Birding in May is generally very different from birding in June. Early in May a wide array of species will wing their way north from sunnier climes. By month’s end, most will either be nesting here or floating farther north toward the Dakotas, Minnesota or Canada. As the calendar eases into June, our Midlands migrants will have settled down to breed, build nests, and defend their fledglings, in or out of the nest.

So, which birds might you catch on the fly as they push north toward their summer homes? Warblers are one species of May migrant you may glimpse overhead or capture with your camera. Among these potential visitors are: the Palm Warbler, the Chestnut-sided Warbler, the Black-throated Green Warbler, the Blackpoll Warbler, and the Bay-breasted Warbler. Additional species that do not nest here but that may tease you with a fast fly-by include the Thrushes (Swainson’s Thrush, the Gray-cheeked Thrush, the Veery, the Northern Waterthrush) and the Sparrows (Harris’s Sparrow, the White-throated Sparrow, the White-crowned Sparrow, LeConte’s Sparrow), although some Sparrows do winter in Eastern Nebraska. Birds in the Shorebird family and some members of the Flycatcher family pass through our area but don’t generally nest here.

Among the species that do migrate and nest in Eastern Nebraska are: the Redstart Warbler, the Wood Thrush, Scarlet and Summer Tanagers, Great Crested Flycatchers, the Common Yellowthroat Warbler, and the Northern Parula Warbler. You may have noted that I’ve referred to “Eastern Nebraska” several times. That’s because you may not see the migrants I’ve mentioned above in Western Nebraska; if they do turn up, it won’t be until late in the May-June time frame.

If you spot a species you don’t recognize over the next two months, be sure to ask one of our many experienced birders in the Metro area — or check your field guide or birding app. And always consult the range map for whichever species you think you may have seen.     

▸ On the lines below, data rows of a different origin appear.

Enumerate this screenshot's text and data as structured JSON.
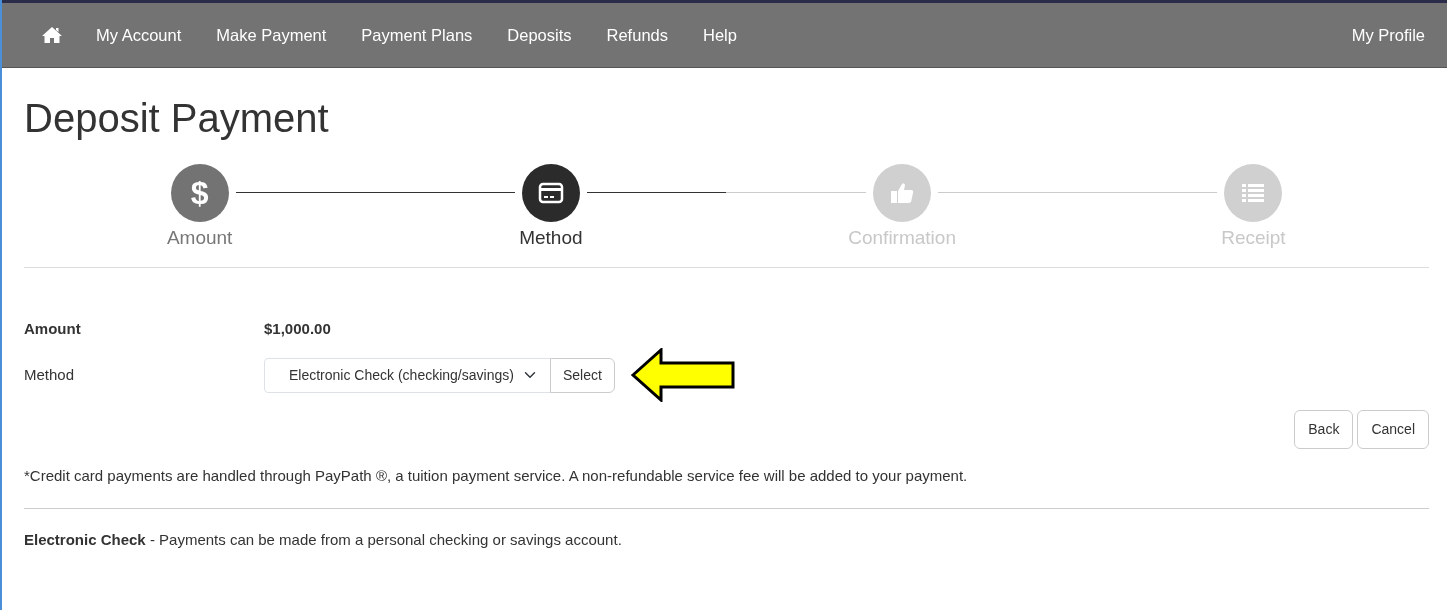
{
  "nav": {
    "items": [
      {
        "label": "My Account"
      },
      {
        "label": "Make Payment"
      },
      {
        "label": "Payment Plans"
      },
      {
        "label": "Deposits"
      },
      {
        "label": "Refunds"
      },
      {
        "label": "Help"
      }
    ],
    "profile": "My Profile"
  },
  "page_title": "Deposit Payment",
  "steps": [
    {
      "label": "Amount",
      "kind": "dollar",
      "glyph": "$",
      "completed": true,
      "selected": false
    },
    {
      "label": "Method",
      "kind": "card",
      "completed": false,
      "selected": true
    },
    {
      "label": "Confirmation",
      "kind": "thumb",
      "completed": false,
      "selected": false
    },
    {
      "label": "Receipt",
      "kind": "list",
      "completed": false,
      "selected": false
    }
  ],
  "form": {
    "amount_label": "Amount",
    "amount_value": "$1,000.00",
    "method_label": "Method",
    "method_value": "Electronic Check (checking/savings)",
    "select_button": "Select"
  },
  "buttons": [
    "Back",
    "Cancel"
  ],
  "note": "*Credit card payments are handled through PayPath ®, a tuition payment service. A non-refundable service fee will be added to your payment.",
  "method_note": "**Electronic Check** - Payments can be made from a personal checking or savings  account."
}
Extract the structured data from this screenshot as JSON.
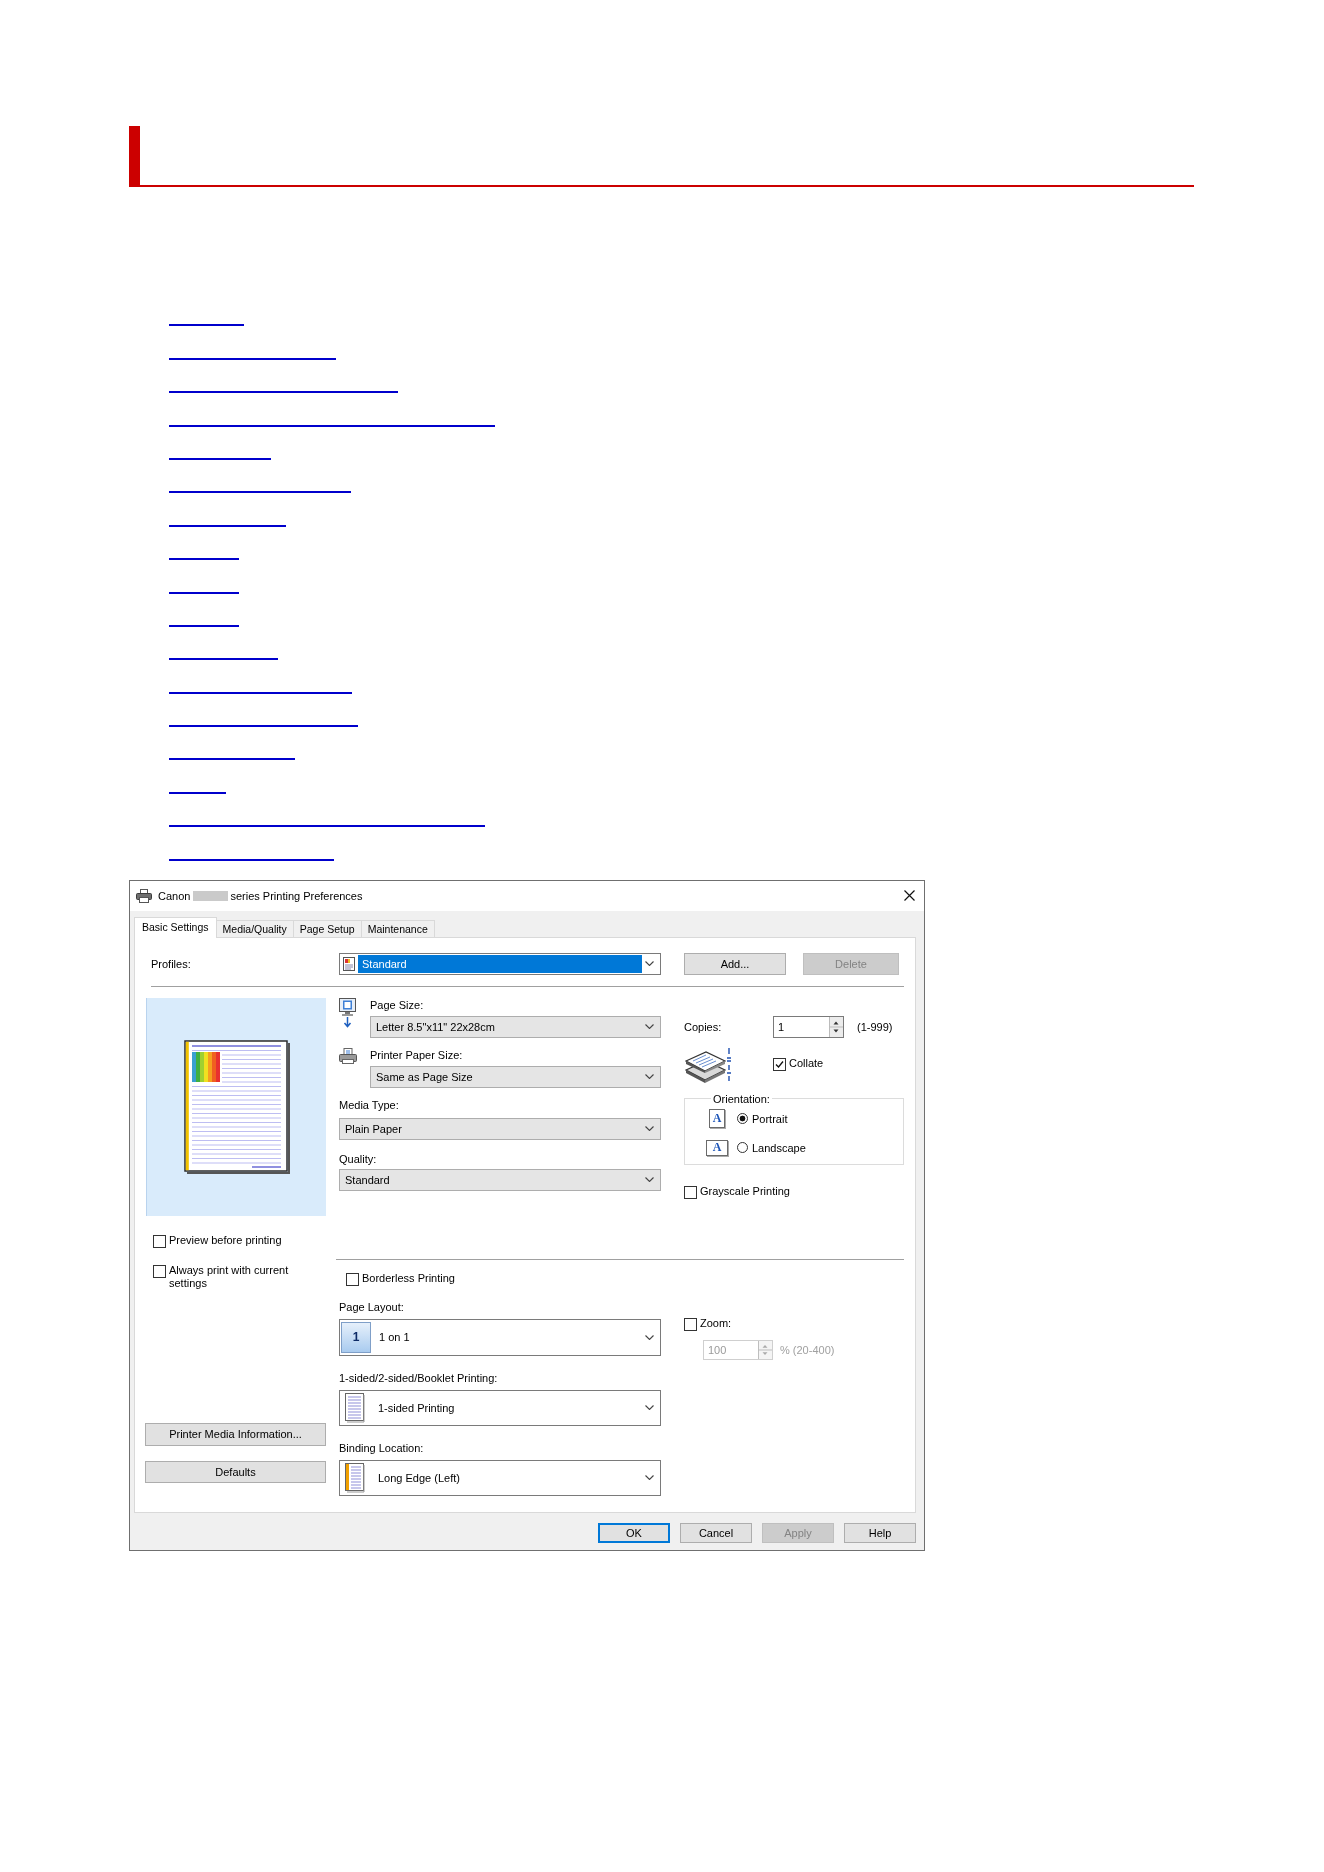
{
  "links": [
    {
      "kind": "underline"
    },
    {
      "kind": "underline"
    },
    {
      "kind": "underline"
    },
    {
      "kind": "underline"
    },
    {
      "kind": "underline"
    },
    {
      "kind": "underline"
    },
    {
      "kind": "underline"
    },
    {
      "kind": "underline"
    },
    {
      "kind": "underline"
    },
    {
      "kind": "underline"
    },
    {
      "kind": "underline"
    },
    {
      "kind": "underline"
    },
    {
      "kind": "underline"
    },
    {
      "kind": "underline"
    },
    {
      "kind": "underline"
    },
    {
      "kind": "underline"
    },
    {
      "kind": "underline"
    }
  ],
  "dialog": {
    "title": {
      "start": "Canon",
      "redacted": true,
      "end": "series Printing Preferences"
    },
    "tabs": [
      {
        "label": "Basic Settings",
        "selected": true
      },
      {
        "label": "Media/Quality",
        "selected": false
      },
      {
        "label": "Page Setup",
        "selected": false
      },
      {
        "label": "Maintenance",
        "selected": false
      }
    ],
    "profiles": {
      "label": "Profiles:",
      "value": "Standard",
      "highlighted": true
    },
    "profile_buttons": [
      {
        "label": "Add...",
        "disabled": false
      },
      {
        "label": "Delete",
        "disabled": true
      }
    ],
    "preview_options": [
      {
        "label": "Preview before printing",
        "checked": false
      },
      {
        "label": "Always print with current settings",
        "checked": false
      }
    ],
    "side_buttons": [
      "Printer Media Information...",
      "Defaults"
    ],
    "page_size": {
      "label": "Page Size:",
      "value": "Letter 8.5\"x11\" 22x28cm"
    },
    "printer_paper_size": {
      "label": "Printer Paper Size:",
      "value": "Same as Page Size"
    },
    "media_type": {
      "label": "Media Type:",
      "value": "Plain Paper"
    },
    "quality": {
      "label": "Quality:",
      "value": "Standard"
    },
    "copies": {
      "label": "Copies:",
      "value": "1",
      "range": "(1-999)"
    },
    "collate": {
      "label": "Collate",
      "checked": true
    },
    "orientation": {
      "title": "Orientation:",
      "options": [
        {
          "kind": "portrait",
          "icon_letter": "A",
          "label": "Portrait",
          "selected": true
        },
        {
          "kind": "landscape",
          "icon_letter": "A",
          "label": "Landscape",
          "selected": false
        }
      ]
    },
    "grayscale": {
      "label": "Grayscale Printing",
      "checked": false
    },
    "borderless": {
      "label": "Borderless Printing",
      "checked": false
    },
    "page_layout": {
      "label": "Page Layout:",
      "icon_text": "1",
      "value": "1 on 1"
    },
    "zoom": {
      "label": "Zoom:",
      "checked": false,
      "value": "100",
      "range": "% (20-400)",
      "disabled": true
    },
    "duplex": {
      "label": "1-sided/2-sided/Booklet Printing:",
      "value": "1-sided Printing"
    },
    "binding": {
      "label": "Binding Location:",
      "value": "Long Edge (Left)"
    },
    "footer_buttons": [
      {
        "label": "OK",
        "default": true,
        "disabled": false
      },
      {
        "label": "Cancel",
        "default": false,
        "disabled": false
      },
      {
        "label": "Apply",
        "default": false,
        "disabled": true
      },
      {
        "label": "Help",
        "default": false,
        "disabled": false
      }
    ]
  }
}
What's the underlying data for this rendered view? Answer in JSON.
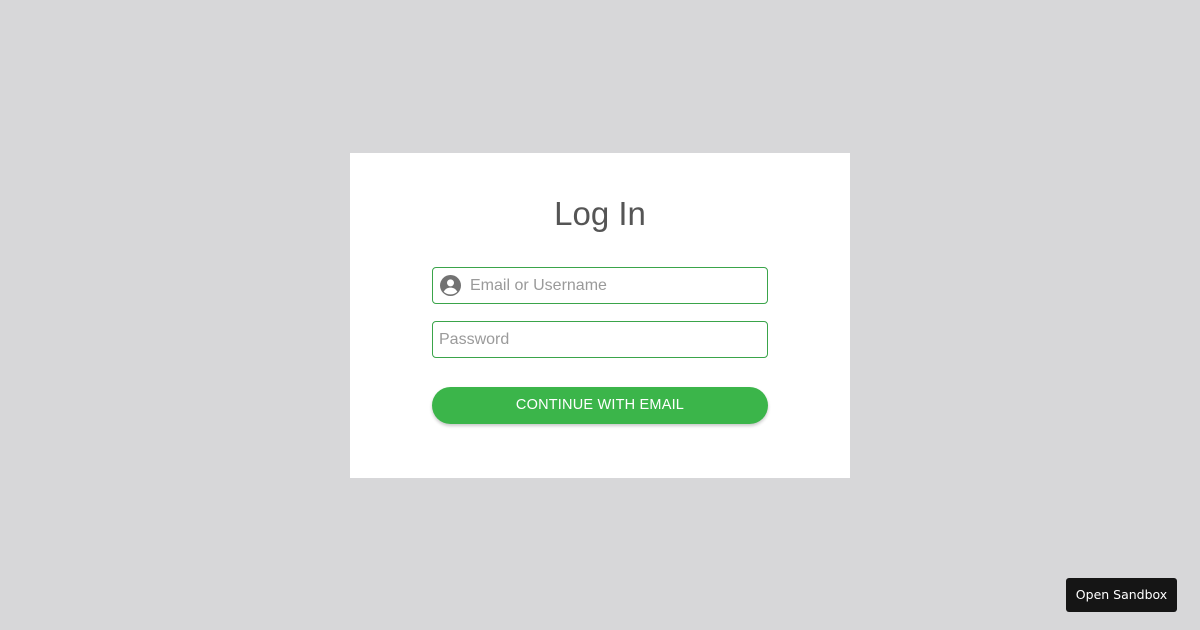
{
  "login": {
    "title": "Log In",
    "username_placeholder": "Email or Username",
    "username_value": "",
    "username_icon": "user-circle-icon",
    "password_placeholder": "Password",
    "password_value": "",
    "continue_label": "CONTINUE WITH EMAIL"
  },
  "sandbox": {
    "label": "Open Sandbox"
  },
  "colors": {
    "background": "#d7d7d9",
    "card": "#ffffff",
    "accent": "#3bb54a",
    "field_border": "#3aa44a",
    "title": "#555555",
    "sandbox_button": "#151515"
  }
}
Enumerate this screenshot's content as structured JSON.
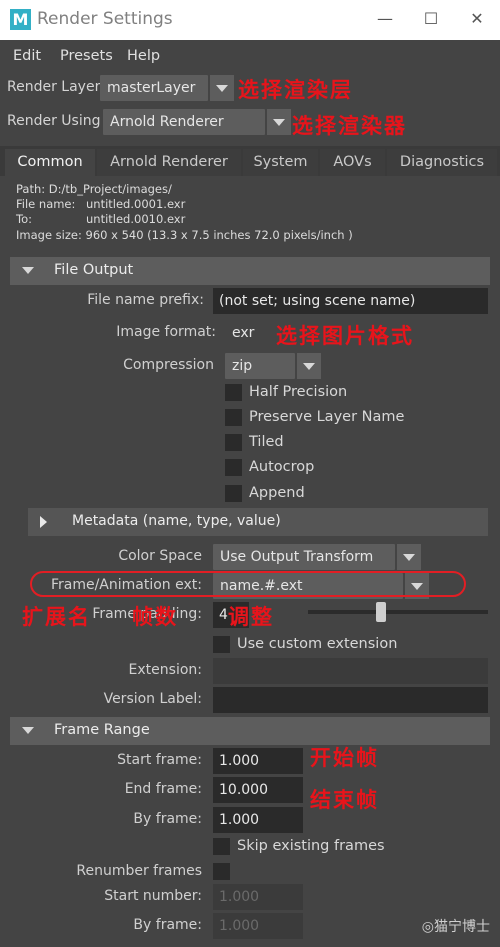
{
  "window": {
    "logo": "M",
    "title": "Render Settings",
    "minimize_glyph": "—",
    "maximize_glyph": "☐",
    "close_glyph": "✕"
  },
  "menubar": [
    "Edit",
    "Presets",
    "Help"
  ],
  "render_layer": {
    "label": "Render Layer",
    "value": "masterLayer"
  },
  "render_using": {
    "label": "Render Using",
    "value": "Arnold Renderer"
  },
  "annotations": {
    "layer": "选择渲染层",
    "renderer": "选择渲染器",
    "format": "选择图片格式",
    "ext_a": "扩展名",
    "ext_b": "帧数",
    "ext_c": "调整",
    "start": "开始帧",
    "end": "结束帧"
  },
  "tabs": [
    "Common",
    "Arnold Renderer",
    "System",
    "AOVs",
    "Diagnostics"
  ],
  "active_tab": "Common",
  "info": {
    "path": "Path: D:/tb_Project/images/",
    "file_name_label": "File name:",
    "file_name": "untitled.0001.exr",
    "to_label": "To:",
    "to": "untitled.0010.exr",
    "image_size": "Image size: 960 x 540 (13.3 x 7.5 inches 72.0 pixels/inch )"
  },
  "file_output": {
    "title": "File Output",
    "prefix_label": "File name prefix:",
    "prefix_value": "(not set; using scene name)",
    "format_label": "Image format:",
    "format_value": "exr",
    "compression_label": "Compression",
    "compression_value": "zip",
    "checkboxes": [
      "Half Precision",
      "Preserve Layer Name",
      "Tiled",
      "Autocrop",
      "Append"
    ],
    "metadata": "Metadata (name, type, value)",
    "color_space_label": "Color Space",
    "color_space_value": "Use Output Transform",
    "frame_ext_label": "Frame/Animation ext:",
    "frame_ext_value": "name.#.ext",
    "frame_padding_label": "Frame padding:",
    "frame_padding_value": "4",
    "custom_ext_label": "Use custom extension",
    "extension_label": "Extension:",
    "version_label": "Version Label:"
  },
  "frame_range": {
    "title": "Frame Range",
    "start_label": "Start frame:",
    "start_value": "1.000",
    "end_label": "End frame:",
    "end_value": "10.000",
    "by_label": "By frame:",
    "by_value": "1.000",
    "skip_label": "Skip existing frames",
    "renumber_label": "Renumber frames",
    "start_number_label": "Start number:",
    "start_number_value": "1.000",
    "renumber_by_label": "By frame:",
    "renumber_by_value": "1.000"
  },
  "watermark": "◎猫宁博士"
}
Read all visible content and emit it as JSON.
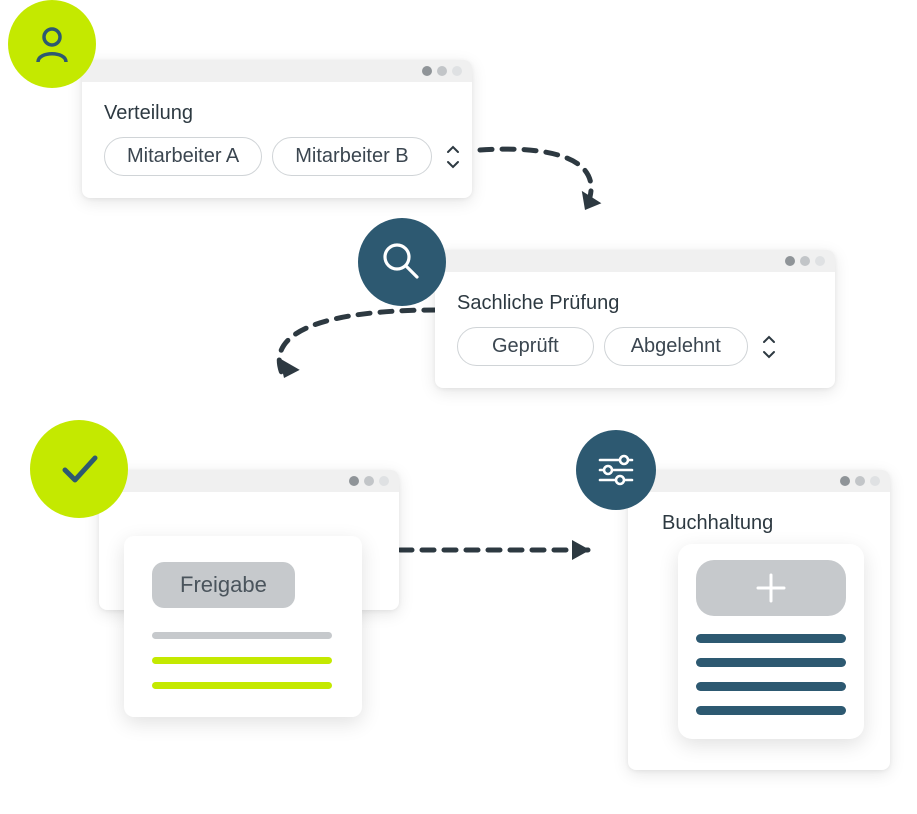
{
  "colors": {
    "lime": "#c4e900",
    "teal": "#2d5971",
    "dot_dark": "#8f9498",
    "dot_mid": "#c2c5c8",
    "dot_light": "#dfe1e3",
    "grey_line": "#c6c9cc"
  },
  "windows": {
    "verteilung": {
      "title": "Verteilung",
      "chips": [
        "Mitarbeiter A",
        "Mitarbeiter B"
      ],
      "badge_icon": "user-icon"
    },
    "pruefung": {
      "title": "Sachliche Prüfung",
      "chips": [
        "Geprüft",
        "Abgelehnt"
      ],
      "badge_icon": "search-icon"
    },
    "freigabe": {
      "button_label": "Freigabe",
      "badge_icon": "check-icon"
    },
    "buchhaltung": {
      "title": "Buchhaltung",
      "badge_icon": "sliders-icon"
    }
  }
}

Although you’ll find many of these species anywhere there are trees, you may have the best luck at familiar birding haunts, such as Fontenelle Forest, Neale Woods, Lauritzen Gardens, Walnut Grove Park, Towl Park, Heron Haven, and Platte River State Park. Remember: Park hours may vary due to COVID-19 regulations.